boulder-smoke-out-2I’m afraid I don’t remember much about the meeting.  I do remember being terribly hungry and going out for pizza afterward.

What was I writing about?

I heard yesterday that my “Postville” play was selected as one of the winners in the 2009 Playwrights Showcase of the Western Region playwrighting competition.  The competition was open to writers from the 23 states west of the Mississippi River.  During the Showcase (some time from August 5th – 8th), “Postville” will have a staged reading at the Curious Theatre in Denver.

The award is certainly comforting after the flagellation I got from the activists and superannuated playwriting professors at the reading at StageWest in Des Moines.  From the audience reaction I knew the play was better than that, but it’s still nice to get some recognition like this.

The other good news is that “Shakespeare Incorporated” is going to be produced in London, either this Autumn or early next Spring.

Last summer, when “(Not) At Home” was being produced at the Boulder International Fringe Festival, the Fringe folks contacted me to ask if I’d be willing to house some out-of-town artists.  I looked at the list and noticed that some of them were from the U.K.  Maybe I’ll make a contact that will help in marketing my work in the U.K, I thought.  So I agreed to house a Brit.

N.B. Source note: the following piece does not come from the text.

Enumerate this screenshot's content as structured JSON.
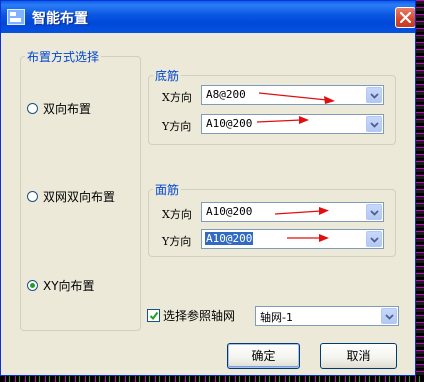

Sure enough, I made contact with Andy McQuade, a wonderful actor and the Artistic Director of the Second Skin Theatre Company in London.  I gave him a copy of “Shakespeare Incorporated,” and he loved it.  About 6 weeks ago he contacted me, and we’ve signed a deal for him to produce “SI” in London.  He’s looking for a suitable theater venue now.  I’ll post more when things are finalized.

Don’t you love it when a plan comes together?

In case you didn’t recognize it, this is my happy face.smileyface

wolfLet me begin by stating categorically that, in spite of popular opinion, I am NOT a dirty old man.

Yes, I take classes at the University of Colorado Theatre Department.  But I can assure you that the fact that 75% of the students in that department are good looking women between the ages of 18 and 22 and in fantastic shape  had absolutely nothing to do with my decision to pursue my theatrical education.  It was  completely unexpected.  And it would have been terribly sexist of me to abandon my choice of a second career simply because I noticed that my heart rate was hovering near 140 beats a minute from 9:30 – 11:00 a.m. every Monday, Wednesday and Thursday.  (Which just happened to coincide with my Introduction to Theater class.)  I’m sure you agree with me on that.

Neither was my decision to take acting classes at all influenced by the fact that those classes, in particular, tend to be very “hands-on” affairs.  I mean, lots of men approaching sixty have frequent opportunities to embrace 20 year-old women, don’t they?

My classmates seem to sense my detachment and professionalism, and accept me as they would any other student.  The fact that they immediately grimace when they are told that they have to play a “close” scene with me shows how quickly and completely they are throwing themselves into their theatrical roles.  What a bunch of troopers!

Now that we’ve gotten any doubts in that regard completely out of your heads, I have a confession to make.  As a young man I was obsessed with sex.  (Try to control your shock.)

There was a statistic that was bandied about when I was in my early twenties.  “The average male thinks about sex every 11 seconds,” it said.   I remember being absolutely astonished at that figure.  My reaction was, “What in heaven’s name do they think about the rest of the time?”

As I got older, I realized that such an obsession wasn’t normal or healthy.  Quite apart from distracting me from my career, it was becoming increasingly exhausting.  So I set out to break myself of the habit.  And I’m happy to say that I’ve succeeded.  It took nearly 40 years of hard work, but I can honestly say that these days I don’t think about sex more than once every 15 seconds.  Approximately.  On average.  Sometimes, of course, it’s more often.

All the same, that’s quite an accomplishment.  Aren’t you proud of me?